A new piece from Isaac Cordal who just published a 256-page book entitled Cement Eclipses: Small Interventions in the Big City, a book that chronicles the misadventures of his tiny cement men on the streets of London. See more of his work documented over at Unurth.
Handschrift is an experimental typeface by designer José Ernesto Rodriguez out of Berlin who created each letterform with a single photocopy of his hands. (via typegoodness)
(click images for detail)
I am thrilled to share with you the work of sculptor Michael Beitz who makes some of the most bizarre and humorous sculptures I’ve seen in quite some time by subverting familiar forms of anatomy, nature, and even furniture. Beitz is currently at the John Michael Kohler Art Center Residency in Kohler, Wisconsin and will join artist Larry Bob Phillips in July for a project at Recess Space in New York. He is also planning to have a piece in the Smack Mellon Emerging Artists show in July. On his website, check out his Folding House, a structure erected entirely with a bicycle pedal-powered device. (via beautiful decay)
Great capture from Martin Wunderwald.
I’m enjoying the these beautifully painted anatomical nesting dolls from Stuntkid illustrator Jason Levesque. (via drawn!)
I’m really enjoying the sculptural works of Brooklyn artist Matthew Day Jackson that confronts ideas of death and mortality. Images are linked to their sources. (via lustik — how do I get in touch with you? can you please shoot me an email?)
Some wonderful paper works by Australian artist Miso (Stanislava Pinchuk) who pastes these large pieces around the streets of Melbourne. Via her web site:

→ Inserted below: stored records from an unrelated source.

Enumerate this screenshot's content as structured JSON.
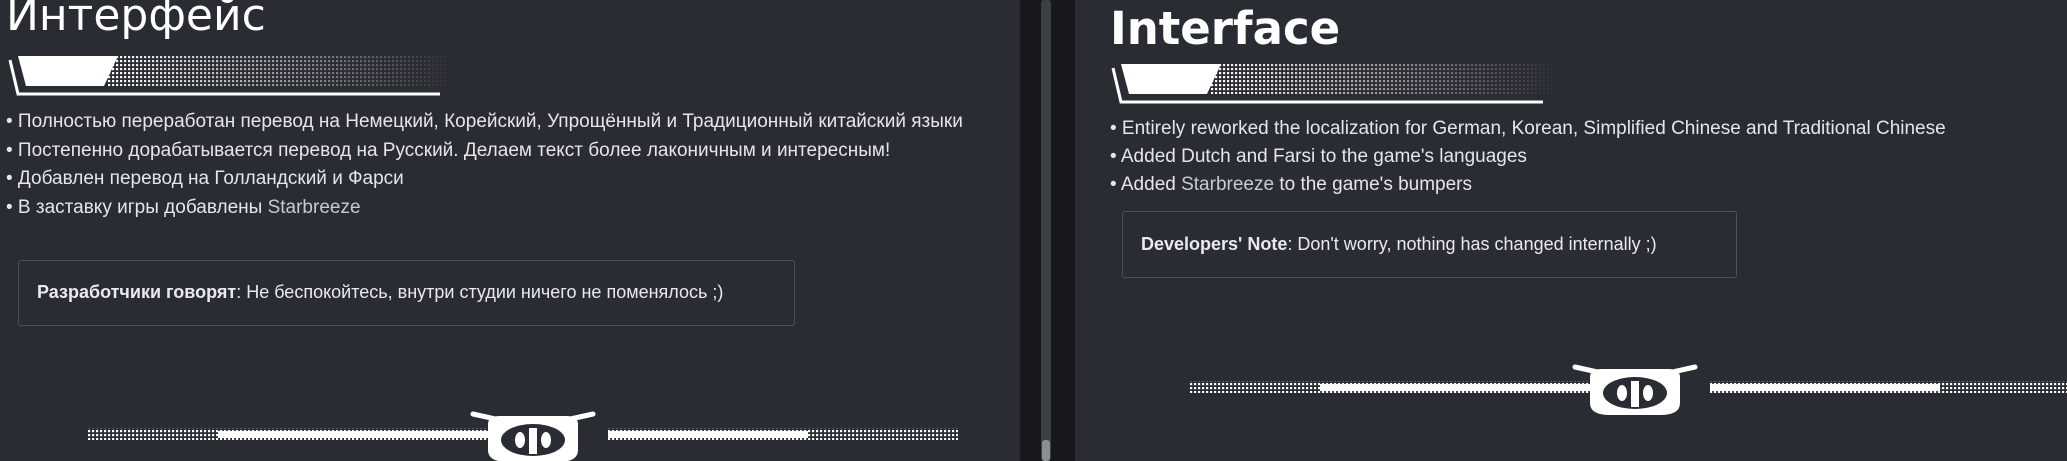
{
  "left": {
    "heading": "Интерфейс",
    "items": [
      {
        "text": "• Полностью переработан перевод на Немецкий, Корейский, Упрощённый и Традиционный китайский языки"
      },
      {
        "text": "• Постепенно дорабатывается перевод на Русский. Делаем текст более лаконичным и интересным!"
      },
      {
        "text": "• Добавлен перевод на Голландский и Фарси"
      },
      {
        "text_prefix": "• В заставку игры добавлены ",
        "highlight": "Starbreeze"
      }
    ],
    "note": {
      "label": "Разработчики говорят",
      "text": ": Не беспокойтесь, внутри студии ничего не поменялось ;)"
    }
  },
  "right": {
    "heading": "Interface",
    "items": [
      {
        "text": "• Entirely reworked the localization for German, Korean, Simplified Chinese and Traditional Chinese"
      },
      {
        "text": "• Added Dutch and Farsi to the game's languages"
      },
      {
        "text_prefix": "• Added ",
        "highlight": "Starbreeze",
        "text_suffix": " to the game's bumpers"
      }
    ],
    "note": {
      "label": "Developers' Note",
      "text": ": Don't worry, nothing has changed internally ;)"
    }
  },
  "icons": {
    "heading_underline": "brush-stroke-underline-icon",
    "divider_emblem": "robot-head-emblem-icon"
  },
  "colors": {
    "background": "#2a2c33",
    "text": "#e4e6ea",
    "heading": "#ffffff",
    "note_border": "#4d5058"
  }
}
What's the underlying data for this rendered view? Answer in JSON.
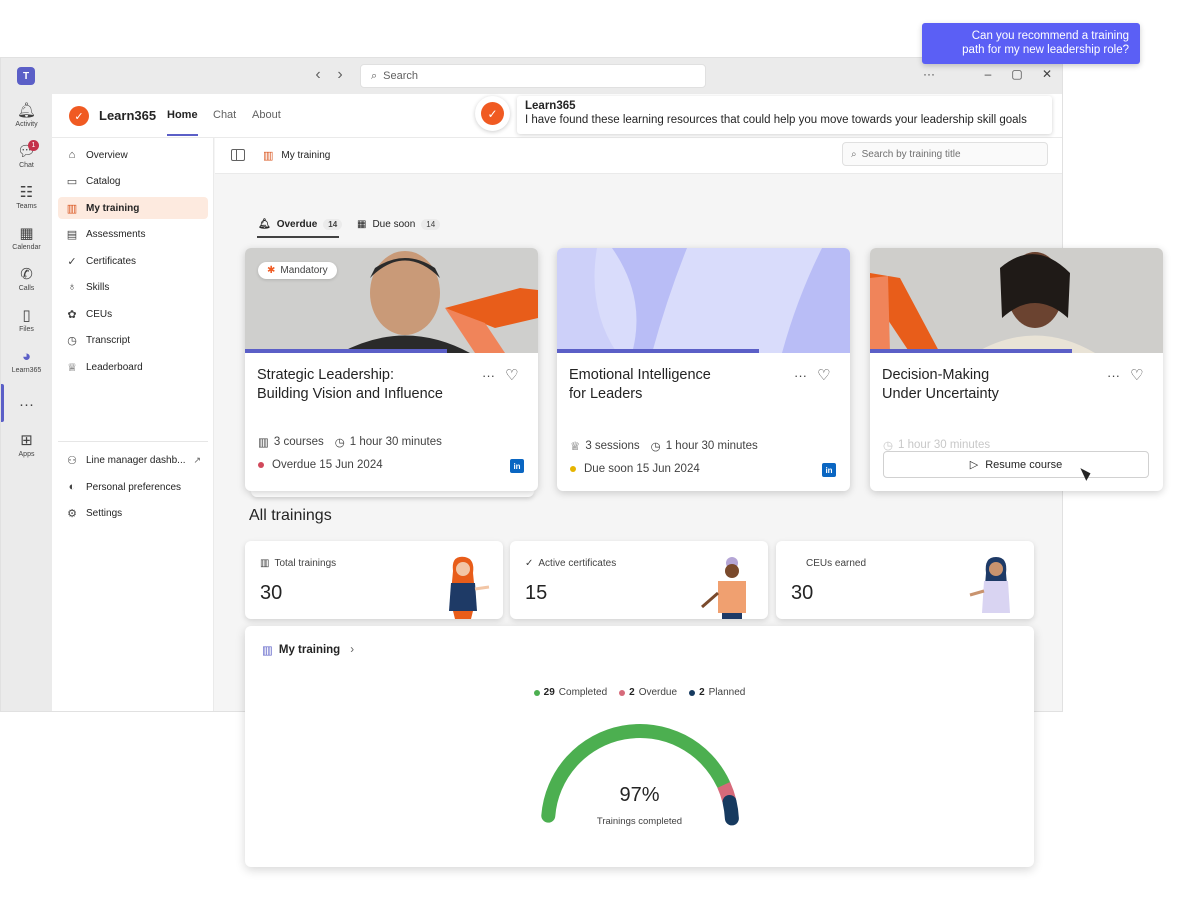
{
  "window": {
    "search_placeholder": "Search",
    "controls": [
      "···",
      "–",
      "▢",
      "✕"
    ]
  },
  "rail": {
    "items": [
      {
        "label": "Activity",
        "icon": "bell-icon"
      },
      {
        "label": "Chat",
        "icon": "chat-icon",
        "badge": "1"
      },
      {
        "label": "Teams",
        "icon": "teams-icon"
      },
      {
        "label": "Calendar",
        "icon": "calendar-icon"
      },
      {
        "label": "Calls",
        "icon": "phone-icon"
      },
      {
        "label": "Files",
        "icon": "file-icon"
      },
      {
        "label": "Learn365",
        "icon": "learn365-icon"
      },
      {
        "label": "···",
        "icon": "more-icon"
      },
      {
        "label": "Apps",
        "icon": "apps-icon"
      }
    ]
  },
  "app": {
    "name": "Learn365",
    "tabs": [
      "Home",
      "Chat",
      "About"
    ]
  },
  "sidebar": {
    "items": [
      {
        "label": "Overview",
        "icon": "home-icon"
      },
      {
        "label": "Catalog",
        "icon": "folder-icon"
      },
      {
        "label": "My training",
        "icon": "book-icon"
      },
      {
        "label": "Assessments",
        "icon": "document-icon"
      },
      {
        "label": "Certificates",
        "icon": "certificate-icon"
      },
      {
        "label": "Skills",
        "icon": "skills-icon"
      },
      {
        "label": "CEUs",
        "icon": "ceu-icon"
      },
      {
        "label": "Transcript",
        "icon": "history-icon"
      },
      {
        "label": "Leaderboard",
        "icon": "trophy-icon"
      },
      {
        "label": "Line manager dashb...",
        "icon": "manager-icon"
      },
      {
        "label": "Personal preferences",
        "icon": "toggle-icon"
      },
      {
        "label": "Settings",
        "icon": "gear-icon"
      }
    ]
  },
  "toolbar": {
    "breadcrumb": "My training",
    "search_placeholder": "Search by training title"
  },
  "filters": [
    {
      "label": "Overdue",
      "count": "14"
    },
    {
      "label": "Due soon",
      "count": "14"
    }
  ],
  "courses": [
    {
      "tag": "Mandatory",
      "title_line1": "Strategic Leadership:",
      "title_line2": "Building Vision and Influence",
      "meta1": "3 courses",
      "duration": "1 hour 30 minutes",
      "status": "Overdue 15 Jun 2024",
      "status_color": "#d1495b",
      "progress": 0.69
    },
    {
      "title_line1": "Emotional Intelligence",
      "title_line2": "for Leaders",
      "meta1": "3 sessions",
      "duration": "1 hour 30 minutes",
      "status": "Due soon 15 Jun 2024",
      "status_color": "#e6b400",
      "progress": 0.69
    },
    {
      "title_line1": "Decision-Making",
      "title_line2": "Under Uncertainty",
      "duration": "1 hour 30 minutes",
      "action": "Resume course",
      "progress": 0.69
    }
  ],
  "all_trainings": {
    "title": "All trainings",
    "stats": [
      {
        "label": "Total trainings",
        "value": "30",
        "icon": "book-icon"
      },
      {
        "label": "Active certificates",
        "value": "15",
        "icon": "certificate-icon"
      },
      {
        "label": "CEUs earned",
        "value": "30"
      }
    ]
  },
  "summary": {
    "title": "My training",
    "legend": [
      {
        "count": "29",
        "label": "Completed",
        "color": "#4caf50"
      },
      {
        "count": "2",
        "label": "Overdue",
        "color": "#d66a7a"
      },
      {
        "count": "2",
        "label": "Planned",
        "color": "#163a5f"
      }
    ],
    "percent": "97%",
    "caption": "Trainings completed"
  },
  "chart_data": {
    "type": "pie",
    "categories": [
      "Completed",
      "Overdue",
      "Planned"
    ],
    "values": [
      29,
      2,
      2
    ],
    "title": "",
    "colors": [
      "#4caf50",
      "#d66a7a",
      "#163a5f"
    ]
  },
  "copilot": {
    "prompt_line1": "Can you recommend a training",
    "prompt_line2": "path for my new leadership role?",
    "bot_name": "Learn365",
    "bot_message": "I have found these learning resources that could help you move towards your leadership skill goals"
  }
}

Miso is really taken with the idea of art, and especially street art, as being something which binds us as a community. It functions in a very old fashioned way, in that it becomes a way of telling and sharing stories and images, embedding them within the city. Like folk art, it comes to have a very particular, practical function. It brings us together as makers, viewers and consumers, finding new pieces and exploring the possibilities of our cities.
(via my love for you)
Italian photographer Mario Zanaria has some striking contact sheets (nsfw) of his models. Amazing. (via paul octavious)